Haenke's predictions for Eco sapiens go beyond a shift of ideals, according to Baquero. She recalls his description of scientific advances that include human uses of chlorophyll to gather energy from the sun, like plants, and the image struck her quite literally.
"I started seeing all these pictures of people with leaves growing out of them and fruits coming through their feet, because he described this as a new form of the human race where we would be in complete understanding that we are the Earth, and that we have an intimate relationship with Earth," she says. "That's how the seed got planted, and of course I have informed my experience by living in the ecovillage trying to create this work and to see myself as somebody who can manifest this evolution."
At first, as Baquero tried to capture her visions on canvas, the images seemed forced and unrealistic, but she came to understand them as tools, or "little ideas for us to visualize ourselves transforming," she says.
Baquero thinks of herself as an urban type.
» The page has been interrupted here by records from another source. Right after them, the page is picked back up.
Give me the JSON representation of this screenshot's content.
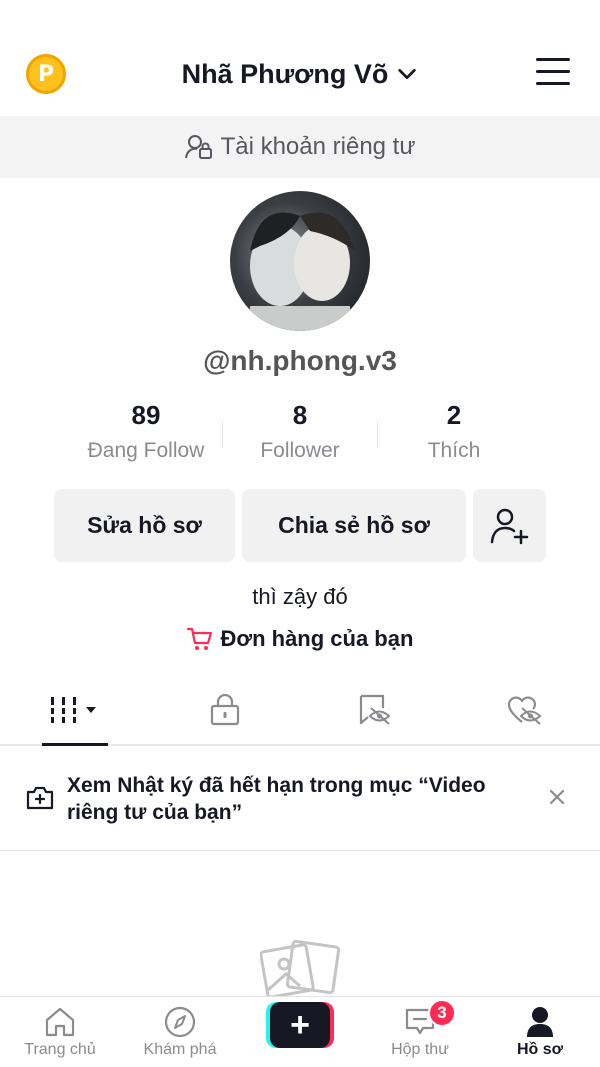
{
  "header": {
    "coin_glyph": "P",
    "display_name": "Nhã Phương Võ"
  },
  "private_banner": {
    "text": "Tài khoản riêng tư"
  },
  "profile": {
    "handle": "@nh.phong.v3",
    "bio": "thì zậy đó",
    "orders_label": "Đơn hàng của bạn"
  },
  "stats": [
    {
      "value": "89",
      "label": "Đang Follow"
    },
    {
      "value": "8",
      "label": "Follower"
    },
    {
      "value": "2",
      "label": "Thích"
    }
  ],
  "buttons": {
    "edit_profile": "Sửa hồ sơ",
    "share_profile": "Chia sẻ hồ sơ"
  },
  "notice": {
    "text": "Xem Nhật ký đã hết hạn trong mục “Video riêng tư của bạn”"
  },
  "bottom_nav": {
    "items": [
      {
        "label": "Trang chủ",
        "icon": "home-icon"
      },
      {
        "label": "Khám phá",
        "icon": "compass-icon"
      },
      {
        "label": "+",
        "icon": "plus-icon"
      },
      {
        "label": "Hộp thư",
        "icon": "inbox-icon",
        "badge": "3"
      },
      {
        "label": "Hồ sơ",
        "icon": "profile-icon",
        "active": true
      }
    ]
  },
  "colors": {
    "accent_red": "#fe2c55",
    "accent_cyan": "#25f4ee",
    "coin_yellow": "#ffc21c"
  }
}
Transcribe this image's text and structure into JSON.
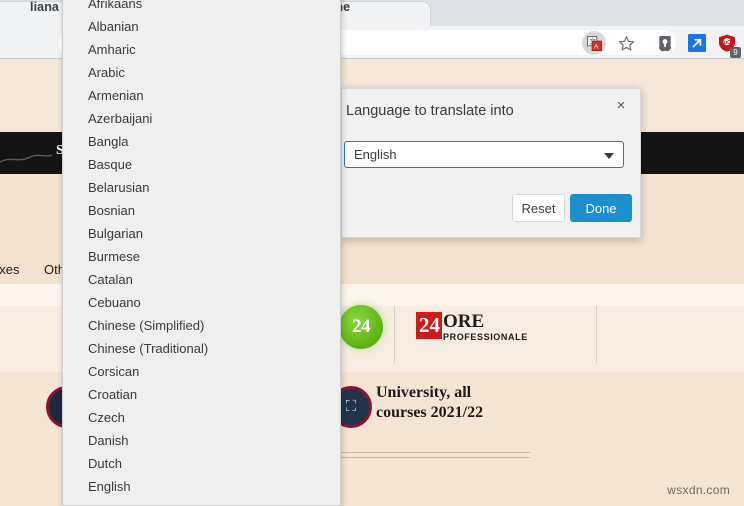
{
  "browser": {
    "tab_title_left": "liana ed",
    "tab_title_right": "me",
    "toolbar_icons": [
      {
        "name": "translate-icon",
        "glyph": "翻"
      },
      {
        "name": "bookmark-star-icon",
        "glyph": "☆"
      },
      {
        "name": "password-manager-icon",
        "glyph": "⚿"
      },
      {
        "name": "open-external-icon",
        "glyph": "↗"
      },
      {
        "name": "adblock-shield-icon",
        "glyph": "⛨"
      }
    ],
    "adblock_badge_count": "9"
  },
  "translate_popup": {
    "title": "Language to translate into",
    "close_label": "×",
    "selected_language": "English",
    "reset_label": "Reset",
    "done_label": "Done",
    "accent_color": "#1e8fce",
    "select_border_color": "#2f7f9e"
  },
  "language_dropdown": {
    "items": [
      "Afrikaans",
      "Albanian",
      "Amharic",
      "Arabic",
      "Armenian",
      "Azerbaijani",
      "Bangla",
      "Basque",
      "Belarusian",
      "Bosnian",
      "Bulgarian",
      "Burmese",
      "Catalan",
      "Cebuano",
      "Chinese (Simplified)",
      "Chinese (Traditional)",
      "Corsican",
      "Croatian",
      "Czech",
      "Danish",
      "Dutch",
      "English"
    ],
    "selected": "English"
  },
  "page": {
    "dark_band_text": "Spread",
    "nav_items": [
      "axes",
      "Oth"
    ],
    "green_badge_text": "24",
    "ore_logo": {
      "red_part": "24",
      "word": "ORE",
      "subtitle": "PROFESSIONALE"
    },
    "university_card": {
      "title_line1": "University, all",
      "title_line2": "courses 2021/22"
    },
    "watermark": "wsxdn.com"
  }
}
She isn't disposed to "digging in the dirt," she says, but her convictions have driven her to connect more intimately with the natural world. Wrestling with the concept of Eco sapiens is, for her, a personal transformation, and metamorphoses aren't easy.
"How painful it is!" says Baquero. "Imagine a tree growing out of your body. That is painful. And to see yourself as dependent on the Earth, that is difficult, because we're always making decisions that are not Eco sapien."
Though Baquero sees this transformation as beautiful, it is also frightening and difficult. One painting depicts a sturdy, curvaceous Tree of Life in the Mexican tradition, hung with delicately rendered artifacts of daily life, like a folded towel, bicycle and a military tank. Each object cradled in the branches seems delicate and fragile compared to the robust tree. At first the viewer may be tempted to interpret each image: The bicycle is good; the tank is bad. But it becomes difficult to give any object a definite value, and the tree itself overwhelms all.
"Nature goes beyond judgment of human action," says Baquero, "the Earth doesn't really need us."
But we need the Earth. That may be the first lesson of becoming Eco sapiens.
Penélope Baquero's Ecosapien Evolution exhibit opens at Bernice's Bakery Friday, Nov. 6, with a reception from 5-8 PM.